┏━━
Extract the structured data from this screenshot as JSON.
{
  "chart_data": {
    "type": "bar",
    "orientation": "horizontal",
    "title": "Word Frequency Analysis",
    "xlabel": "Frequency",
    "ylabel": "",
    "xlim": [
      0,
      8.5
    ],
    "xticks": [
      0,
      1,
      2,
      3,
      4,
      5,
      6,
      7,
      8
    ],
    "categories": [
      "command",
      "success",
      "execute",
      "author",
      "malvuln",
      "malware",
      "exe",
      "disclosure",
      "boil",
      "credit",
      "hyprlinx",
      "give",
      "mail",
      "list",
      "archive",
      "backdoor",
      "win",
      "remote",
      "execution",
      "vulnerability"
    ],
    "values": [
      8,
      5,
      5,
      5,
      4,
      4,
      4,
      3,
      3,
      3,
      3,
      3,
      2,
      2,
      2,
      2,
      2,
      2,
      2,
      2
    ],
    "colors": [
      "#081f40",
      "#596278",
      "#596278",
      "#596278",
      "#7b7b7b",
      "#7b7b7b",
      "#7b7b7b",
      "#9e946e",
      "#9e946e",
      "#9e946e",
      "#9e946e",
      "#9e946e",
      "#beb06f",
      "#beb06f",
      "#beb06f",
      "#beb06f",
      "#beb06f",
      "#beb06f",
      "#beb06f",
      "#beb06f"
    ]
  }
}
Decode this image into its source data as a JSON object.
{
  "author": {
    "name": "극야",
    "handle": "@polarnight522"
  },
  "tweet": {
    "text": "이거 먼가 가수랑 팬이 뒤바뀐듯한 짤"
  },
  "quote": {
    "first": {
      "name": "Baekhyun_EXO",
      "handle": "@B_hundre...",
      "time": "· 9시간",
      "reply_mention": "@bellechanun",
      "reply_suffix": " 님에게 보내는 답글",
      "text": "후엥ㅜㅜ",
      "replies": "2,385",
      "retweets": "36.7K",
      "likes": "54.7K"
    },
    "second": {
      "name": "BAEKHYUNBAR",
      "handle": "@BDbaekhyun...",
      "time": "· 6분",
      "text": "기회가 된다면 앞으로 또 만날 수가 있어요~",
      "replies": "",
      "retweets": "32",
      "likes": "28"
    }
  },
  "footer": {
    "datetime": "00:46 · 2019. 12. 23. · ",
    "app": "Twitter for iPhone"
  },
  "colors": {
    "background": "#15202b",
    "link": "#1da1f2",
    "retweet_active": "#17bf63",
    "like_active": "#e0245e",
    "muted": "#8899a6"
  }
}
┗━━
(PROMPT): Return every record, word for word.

(ANSWER BOX):
Extract the structured data from this screenshot as JSON.
{
  "chart_data": {
    "type": "bar",
    "orientation": "horizontal",
    "title": "Word Frequency Analysis",
    "xlabel": "Frequency",
    "ylabel": "",
    "xlim": [
      0,
      8.5
    ],
    "xticks": [
      0,
      1,
      2,
      3,
      4,
      5,
      6,
      7,
      8
    ],
    "categories": [
      "command",
      "success",
      "execute",
      "author",
      "malvuln",
      "malware",
      "exe",
      "disclosure",
      "boil",
      "credit",
      "hyprlinx",
      "give",
      "mail",
      "list",
      "archive",
      "backdoor",
      "win",
      "remote",
      "execution",
      "vulnerability"
    ],
    "values": [
      8,
      5,
      5,
      5,
      4,
      4,
      4,
      3,
      3,
      3,
      3,
      3,
      2,
      2,
      2,
      2,
      2,
      2,
      2,
      2
    ],
    "colors": [
      "#081f40",
      "#596278",
      "#596278",
      "#596278",
      "#7b7b7b",
      "#7b7b7b",
      "#7b7b7b",
      "#9e946e",
      "#9e946e",
      "#9e946e",
      "#9e946e",
      "#9e946e",
      "#beb06f",
      "#beb06f",
      "#beb06f",
      "#beb06f",
      "#beb06f",
      "#beb06f",
      "#beb06f",
      "#beb06f"
    ]
  }
}
Decode this image into its source data as a JSON object.
{
  "author": {
    "name": "극야",
    "handle": "@polarnight522"
  },
  "tweet": {
    "text": "이거 먼가 가수랑 팬이 뒤바뀐듯한 짤"
  },
  "quote": {
    "first": {
      "name": "Baekhyun_EXO",
      "handle": "@B_hundre...",
      "time": "· 9시간",
      "reply_mention": "@bellechanun",
      "reply_suffix": " 님에게 보내는 답글",
      "text": "후엥ㅜㅜ",
      "replies": "2,385",
      "retweets": "36.7K",
      "likes": "54.7K"
    },
    "second": {
      "name": "BAEKHYUNBAR",
      "handle": "@BDbaekhyun...",
      "time": "· 6분",
      "text": "기회가 된다면 앞으로 또 만날 수가 있어요~",
      "replies": "",
      "retweets": "32",
      "likes": "28"
    }
  },
  "footer": {
    "datetime": "00:46 · 2019. 12. 23. · ",
    "app": "Twitter for iPhone"
  },
  "colors": {
    "background": "#15202b",
    "link": "#1da1f2",
    "retweet_active": "#17bf63",
    "like_active": "#e0245e",
    "muted": "#8899a6"
  }
}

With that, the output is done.